Materials provided Block Start

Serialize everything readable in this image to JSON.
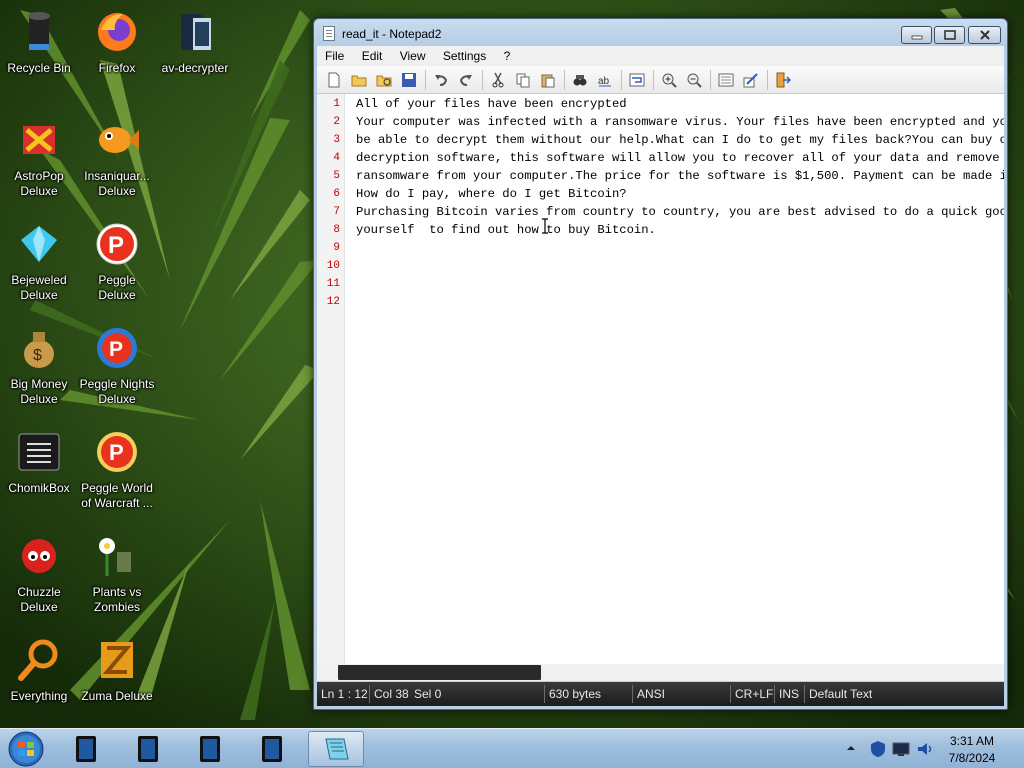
{
  "desktop": {
    "icons": [
      {
        "label": "Recycle Bin",
        "icon": "recycle-bin-icon"
      },
      {
        "label": "Firefox",
        "icon": "firefox-icon"
      },
      {
        "label": "av-decrypter",
        "icon": "av-decrypter-icon"
      },
      {
        "label": "AstroPop Deluxe",
        "icon": "astropop-icon"
      },
      {
        "label": "Insaniquar... Deluxe",
        "icon": "insaniquarium-icon"
      },
      {
        "label": "Bejeweled Deluxe",
        "icon": "bejeweled-icon"
      },
      {
        "label": "Peggle Deluxe",
        "icon": "peggle-icon"
      },
      {
        "label": "Big Money Deluxe",
        "icon": "money-bag-icon"
      },
      {
        "label": "Peggle Nights Deluxe",
        "icon": "peggle-nights-icon"
      },
      {
        "label": "ChomikBox",
        "icon": "chomikbox-icon"
      },
      {
        "label": "Peggle World of Warcraft ...",
        "icon": "peggle-wow-icon"
      },
      {
        "label": "Chuzzle Deluxe",
        "icon": "chuzzle-icon"
      },
      {
        "label": "Plants vs Zombies",
        "icon": "plants-vs-zombies-icon"
      },
      {
        "label": "Everything",
        "icon": "magnifier-icon"
      },
      {
        "label": "Zuma Deluxe",
        "icon": "zuma-icon"
      }
    ]
  },
  "window": {
    "title": "read_it - Notepad2",
    "menu": [
      "File",
      "Edit",
      "View",
      "Settings",
      "?"
    ],
    "toolbar_icons": [
      "new-file-icon",
      "open-folder-icon",
      "browse-icon",
      "save-icon",
      "undo-icon",
      "redo-icon",
      "cut-icon",
      "copy-icon",
      "paste-icon",
      "find-icon",
      "replace-icon",
      "word-wrap-icon",
      "zoom-in-icon",
      "zoom-out-icon",
      "scheme-icon",
      "customize-icon",
      "exit-icon"
    ],
    "editor": {
      "line_numbers": [
        "1",
        "2",
        "3",
        "4",
        "5",
        "6",
        "7",
        "8",
        "9",
        "10",
        "11",
        "12"
      ],
      "lines": [
        "All of your files have been encrypted",
        "Your computer was infected with a ransomware virus. Your files have been encrypted and you w",
        "be able to decrypt them without our help.What can I do to get my files back?You can buy our",
        "decryption software, this software will allow you to recover all of your data and remove the",
        "ransomware from your computer.The price for the software is $1,500. Payment can be made in B",
        "How do I pay, where do I get Bitcoin?",
        "Purchasing Bitcoin varies from country to country, you are best advised to do a quick google",
        "yourself  to find out how to buy Bitcoin.",
        "",
        "",
        "",
        ""
      ]
    },
    "status": {
      "position": "Ln 1 : 12",
      "column": "Col 38",
      "selection": "Sel 0",
      "size": "630 bytes",
      "encoding": "ANSI",
      "line_endings": "CR+LF",
      "mode": "INS",
      "scheme": "Default Text"
    }
  },
  "taskbar": {
    "apps": [
      "app-1-icon",
      "app-2-icon",
      "app-3-icon",
      "app-4-icon",
      "notepad2-icon"
    ],
    "clock_time": "3:31 AM",
    "clock_date": "7/8/2024"
  },
  "colors": {
    "line_number": "#c00000",
    "statusbar": "#1c1c1c",
    "taskbar": "#9fbedd"
  }
}
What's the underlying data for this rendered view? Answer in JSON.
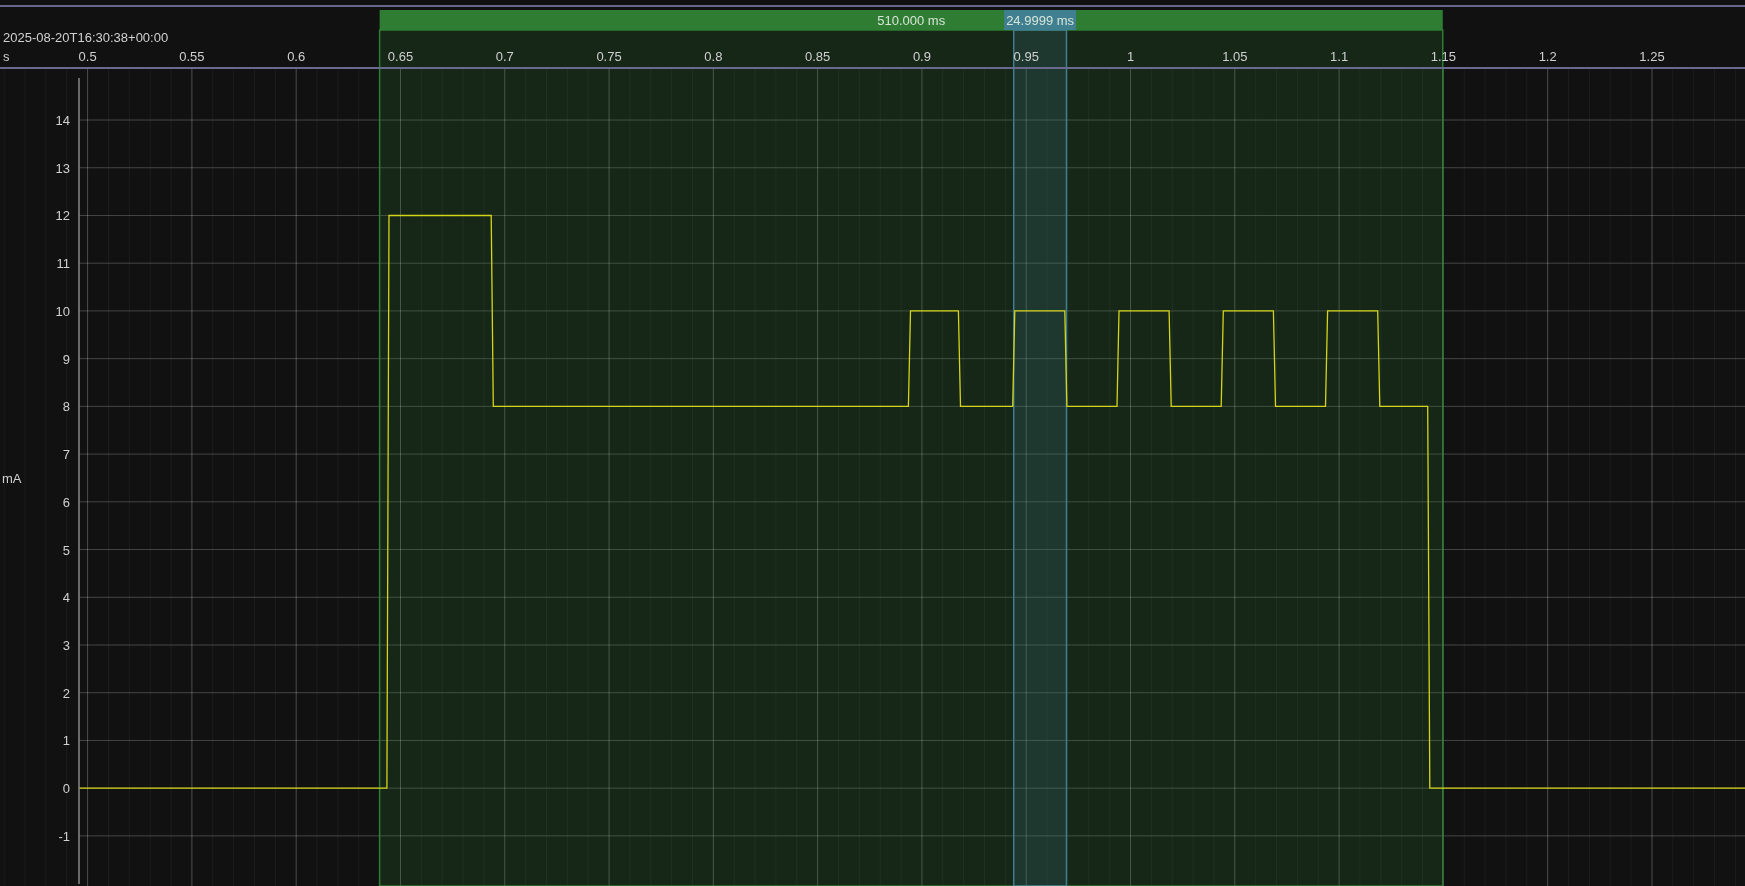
{
  "timestamp": "2025-08-20T16:30:38+00:00",
  "chart_data": {
    "type": "line",
    "xlabel": "s",
    "ylabel": "mA",
    "grid": true,
    "x": [
      0.4959,
      0.6435,
      0.6445,
      0.6935,
      0.6945,
      0.8935,
      0.8945,
      0.9175,
      0.9185,
      0.9435,
      0.9445,
      0.9685,
      0.9695,
      0.9935,
      0.9945,
      1.0185,
      1.0195,
      1.0435,
      1.0445,
      1.0685,
      1.0695,
      1.0935,
      1.0945,
      1.1185,
      1.1195,
      1.1425,
      1.1435,
      1.2946
    ],
    "series": [
      {
        "color": "#d4d41a",
        "values": [
          0,
          0,
          12,
          12,
          8,
          8,
          10,
          10,
          8,
          8,
          10,
          10,
          8,
          8,
          10,
          10,
          8,
          8,
          10,
          10,
          8,
          8,
          10,
          10,
          8,
          8,
          0,
          0
        ]
      }
    ],
    "xlim": [
      0.458,
      1.2946
    ],
    "ylim": [
      -2.05,
      15.09
    ],
    "xticks": [
      0.5,
      0.55,
      0.6,
      0.65,
      0.7,
      0.75,
      0.8,
      0.85,
      0.9,
      0.95,
      1,
      1.05,
      1.1,
      1.15,
      1.2,
      1.25
    ],
    "yticks": [
      -1,
      0,
      1,
      2,
      3,
      4,
      5,
      6,
      7,
      8,
      9,
      10,
      11,
      12,
      13,
      14
    ],
    "bands": [
      {
        "axis": "x",
        "from": 0.64,
        "to": 1.1497,
        "label": "510.000 ms",
        "color": "#2e7d32"
      },
      {
        "axis": "x",
        "from": 0.944,
        "to": 0.9693,
        "label": "24.9999 ms",
        "color": "#3f7f8f"
      }
    ]
  }
}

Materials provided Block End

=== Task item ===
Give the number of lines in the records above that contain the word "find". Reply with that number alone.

=== Exercise response ===
2